“‘I know I’m a dinosaur,’ Lee said while holding forth at Variety’s Entertainment and Technology conference in New York, but ‘there’s something still for me actually being in a movie theater’ and seeing a film with a group of people. The director said he was taken aback by the notion that some people might watch ‘West Side Story,’ ‘Star Wars’ or ‘Apocalypse Now’ on a smartphone screen. ‘I know it’s not a popular view, but as a filmmaker — we kill ourselves with editing. With lighting. With sound,’ he said, adding: ‘It’s heartbreaking.’ Lee appeared with Marc Ecko, the media and fashion entrepreneur. Lee recently agreed to join Ecko’s Complex media and marketing business, becoming a board adviser for video products and branded content. Lee is no stranger to the world of advertising, having long overseen ad work at Spike DDB, part of the large DDB Worldwide unit of ad holding company Omnicom Group. The director said he felt at home tackling commercial work and filmmaking. ‘It’s just storytelling,’ he said. ‘That’s the way I approach it.’”

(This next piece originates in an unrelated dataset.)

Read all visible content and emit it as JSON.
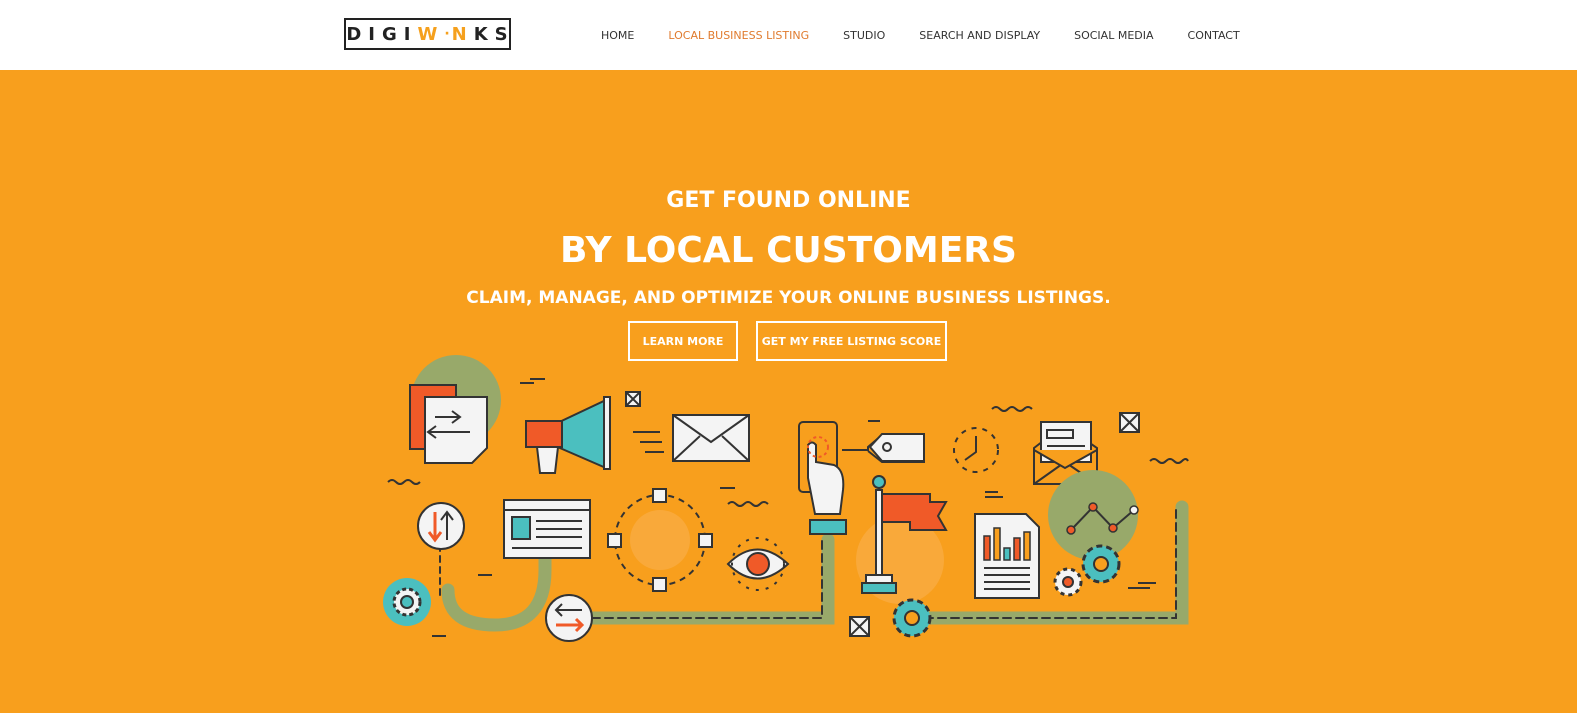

"All Things Shining in Terrence Malick's 'The Tree of Life'": At Indie Outlook, I've reposted my 2011 essay on Malick's divisive, exhilarating masterpiece, which premiered at Cannes four years ago this month.
“Once the film settles into the tale of Jack’s own evolution, the film reveals itself to be an ideal companion piece for Malick’s under-appreciated 1998 masterwork, ‘The Thin Red Line.’ Both films take place on a battlefield, though in the case of ‘Life,’ the war is one of ideas and the opposing armies are within the form of a mother and father. Mr. O’Brien’s worldview is both jaded and practical, whereas Mrs. O’Brien believes in the enriching power of grace. The father’s rigidity causes him to treat his children as if they were soldiers preparing for battle. He warns them of the dangers of being ‘too good,’ whereas Chastain teaches them to find the good in all things. To Malick, their warring philosophies seem to represent the ultimate dichotomy of the human spirit. It’s hard to watch scenes of their verbal altercations and not be reminded of the similar discussions in ‘Line’ that take place between Sean Penn and Jim Caviezel. In some ways, the adult Jack is an extension of Penn’s character in ‘Line,’ as he finds himself becoming like the father he had always loathed. He floats through life like a ghost, searching for the spark that had once ignited his soul.”

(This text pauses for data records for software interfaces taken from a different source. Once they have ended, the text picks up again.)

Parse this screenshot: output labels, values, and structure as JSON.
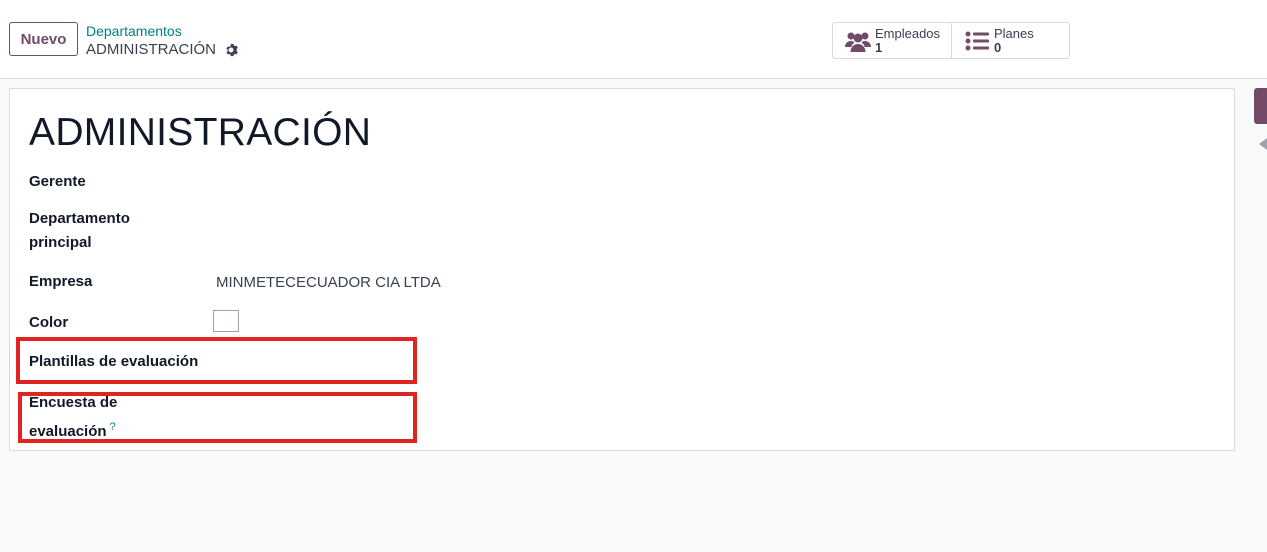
{
  "toolbar": {
    "new_label": "Nuevo"
  },
  "breadcrumb": {
    "parent": "Departamentos",
    "current": "ADMINISTRACIÓN"
  },
  "smart_buttons": [
    {
      "label": "Empleados",
      "value": "1",
      "icon": "users-icon"
    },
    {
      "label": "Planes",
      "value": "0",
      "icon": "list-icon"
    }
  ],
  "record": {
    "title": "ADMINISTRACIÓN",
    "fields": {
      "manager": {
        "label": "Gerente",
        "value": ""
      },
      "parent_department": {
        "label_line1": "Departamento",
        "label_line2": "principal",
        "value": ""
      },
      "company": {
        "label": "Empresa",
        "value": "MINMETECECUADOR CIA LTDA"
      },
      "color": {
        "label": "Color"
      },
      "appraisal_templates": {
        "label": "Plantillas de evaluación",
        "value": ""
      },
      "appraisal_survey": {
        "label_line1": "Encuesta de",
        "label_line2": "evaluación",
        "help": "?",
        "value": ""
      }
    }
  },
  "colors": {
    "brand": "#714b67",
    "link": "#017e84",
    "highlight": "#e02424"
  }
}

“These ‘Avengers’ movies are incredibly difficult to pull off, as they literally need to be greater than the sum of their parts. This can’t be ‘Iron Man and the Avengers.’ It has to be a group of equals. Whedon not only understands this, but underscores it in this film with the emphasis placed on the Hawkeye character. I remember when the first film came out, after watching the trailer, my wife incredulously said to me, ‘What’s Bow-and-Arrow Guy gonna do?’ It’s a good question; when we’ve got demigods and hulks running around, what can one man- albeit an extremely skilled one- contribute to the team? When it comes to the physical fighting, Hawkeye holds his own, but often realizes that he is outmatched, but goes ahead anyway, and the film champions this as true heroism. However, we see that the Hulk, possibly the most powerful member of the team, brings with him tremendous liability and danger. Tony Stark, the smartest of the team, brings tremendous amounts of ego and hubris, to the extent that the primary threat in the film is literally created by him. While these men are remarkably powerful, they need somebody like Hawkeye and Black Widow to keep an emotional and philosophical balance. So, ultimately, everybody has a part to play, and every part is important.”
This brilliant 2013 video is one of many works from the acclaimed, Webby-nominated video essayist, writer and filmmaker Nelson Carvajal that will be screened for free as part of Oracle's Aperture Series in Chicago. Carvajal will participate in post-film discussion May 1st and 2nd, and I'll be on hand to discuss the films on May 3rd.
This message came to me from a reader named Peter Svensland. He and a fr...
An interview with Terry Gilliam, director of "The Man Who Killed Don Quixote."